you into upgrading with href="http://www.rstcorp.com/javasecurity/applets.html" target="right">a
tiny list of hostile Applets. You can find other lists throughout
the Web.

If you haven’t already, upgrade your browser and check your Java
security settings.

If you have already had a bad Java experience, href=mailto:bobevans@worldnetdaily.com>e-mail me the details.

Last Friday’s article about Cookies prompted the following very
factual responses.

Dan in San Jose, CA @ ix.netcom.com: “I just read your column on
cookies in today’s WND. I have configured my browser to prompt me when
receiving cookies and it is my observation that media companies (CNN,
ABC, Washington Post…) are by far the most ‘guilty’ in bombarding one
with cookies.”

David @ Exchange.Microsoft.com: He helps date the term cookie (and
himself), when he writes, “In fact, a popular joke program on many
computer systems (I first saw it 20 years ago on a VAX/VMS system) is
the ‘cookie monster’ which would break into your session at random times
and type ‘Give me a cookie’ and wouldn’t release your terminal until you
had typed the word ‘cookie.’ Cookies came to mean any opaque chunk of
bits that you hold but don’t understand, but some other program does.”

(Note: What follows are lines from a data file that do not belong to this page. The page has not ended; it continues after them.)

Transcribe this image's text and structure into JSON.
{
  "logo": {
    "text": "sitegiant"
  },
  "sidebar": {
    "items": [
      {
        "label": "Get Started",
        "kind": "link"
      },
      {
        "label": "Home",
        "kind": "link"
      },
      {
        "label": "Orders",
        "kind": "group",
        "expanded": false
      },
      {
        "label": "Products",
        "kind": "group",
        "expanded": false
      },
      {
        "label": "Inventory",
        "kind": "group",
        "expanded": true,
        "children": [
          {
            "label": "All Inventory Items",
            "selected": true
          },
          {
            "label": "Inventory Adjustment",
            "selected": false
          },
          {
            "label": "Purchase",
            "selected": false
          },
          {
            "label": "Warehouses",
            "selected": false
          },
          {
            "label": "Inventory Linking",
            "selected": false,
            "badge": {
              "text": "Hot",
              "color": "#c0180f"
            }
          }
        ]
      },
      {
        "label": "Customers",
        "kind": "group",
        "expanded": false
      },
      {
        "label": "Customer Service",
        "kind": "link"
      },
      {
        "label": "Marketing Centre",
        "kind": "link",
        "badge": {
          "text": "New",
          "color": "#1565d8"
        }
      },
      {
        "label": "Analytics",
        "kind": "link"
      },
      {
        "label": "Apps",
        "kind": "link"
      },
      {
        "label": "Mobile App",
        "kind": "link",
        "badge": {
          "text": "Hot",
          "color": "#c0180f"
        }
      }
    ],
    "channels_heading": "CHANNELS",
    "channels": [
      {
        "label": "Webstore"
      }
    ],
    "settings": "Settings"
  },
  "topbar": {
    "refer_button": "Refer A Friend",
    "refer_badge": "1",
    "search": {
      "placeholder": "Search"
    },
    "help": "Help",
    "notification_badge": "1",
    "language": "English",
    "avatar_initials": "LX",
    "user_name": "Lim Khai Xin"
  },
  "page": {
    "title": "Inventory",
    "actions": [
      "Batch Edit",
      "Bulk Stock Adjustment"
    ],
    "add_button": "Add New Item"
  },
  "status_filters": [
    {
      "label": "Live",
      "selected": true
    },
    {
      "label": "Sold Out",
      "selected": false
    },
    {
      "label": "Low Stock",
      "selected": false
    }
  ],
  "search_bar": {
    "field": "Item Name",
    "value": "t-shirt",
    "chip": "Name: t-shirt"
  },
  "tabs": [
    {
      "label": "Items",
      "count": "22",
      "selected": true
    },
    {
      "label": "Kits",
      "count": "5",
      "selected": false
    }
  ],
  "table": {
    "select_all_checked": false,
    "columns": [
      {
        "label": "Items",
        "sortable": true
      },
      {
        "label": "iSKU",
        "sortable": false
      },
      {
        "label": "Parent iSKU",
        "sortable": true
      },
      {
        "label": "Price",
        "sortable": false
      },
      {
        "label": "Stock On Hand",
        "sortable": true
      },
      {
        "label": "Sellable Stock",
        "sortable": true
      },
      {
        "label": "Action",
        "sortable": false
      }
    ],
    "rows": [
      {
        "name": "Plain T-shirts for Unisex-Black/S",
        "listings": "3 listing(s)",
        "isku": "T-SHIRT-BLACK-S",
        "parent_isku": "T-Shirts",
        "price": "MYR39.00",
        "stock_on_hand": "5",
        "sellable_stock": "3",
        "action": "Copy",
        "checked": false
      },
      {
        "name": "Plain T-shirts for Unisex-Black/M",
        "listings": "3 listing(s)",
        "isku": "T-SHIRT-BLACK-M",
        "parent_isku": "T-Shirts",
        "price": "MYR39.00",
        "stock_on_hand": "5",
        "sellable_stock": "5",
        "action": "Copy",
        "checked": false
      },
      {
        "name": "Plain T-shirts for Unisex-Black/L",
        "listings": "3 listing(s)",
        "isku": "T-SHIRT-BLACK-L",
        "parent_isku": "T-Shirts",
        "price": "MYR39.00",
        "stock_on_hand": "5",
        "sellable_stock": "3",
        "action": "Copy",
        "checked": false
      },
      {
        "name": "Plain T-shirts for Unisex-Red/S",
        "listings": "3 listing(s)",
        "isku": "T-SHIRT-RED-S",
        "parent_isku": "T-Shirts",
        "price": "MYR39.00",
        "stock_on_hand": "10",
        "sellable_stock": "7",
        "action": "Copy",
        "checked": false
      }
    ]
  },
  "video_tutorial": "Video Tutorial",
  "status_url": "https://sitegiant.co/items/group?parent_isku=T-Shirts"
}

Ken @ ipass.net said, “In making your argument against disabling
cookies you failed to mention cookies that come from and are sent back
to third party servers. I have monitored cookie-use during websurfing
and have found that most cookies placed on my machine were coming from
third party servers. These third parties most often were web-marketing
companies, the most notorious of which being ‘ad.doubleclick.net.’ Why
would a third party web marketer need to ‘recognize’ me? What benefit
does having their cookie bring me? My best guess is that there is no
benefit derived to me, the unknowing surfer. I believe these cookies
are used by marketing companies to track surfers’ viewing habits so that
data can be used for direct marketing purposes — so that a targeted
banner ad is displayed to a specific webpage viewer. I do not give my
consent for such targeted marketing and by default keep cookies
disabled. Very rarely does this cause any problems.”

Tom in Cupertino, CA @ PacBell.net: “The real stupid thing about
those sites is that they lose customers because they have to play their
requirement game (you are required to accept cookies before you can
enter the site.) Suppose I went to that site because I wanted
information for a friend; now they mark my computer with a cookie that
states that I have an interest in subject A and in reality I have no
interest. This is big brother on a smaller scale.”

  • Text smaller
  • Text bigger
Note: Read our discussion guidelines before commenting.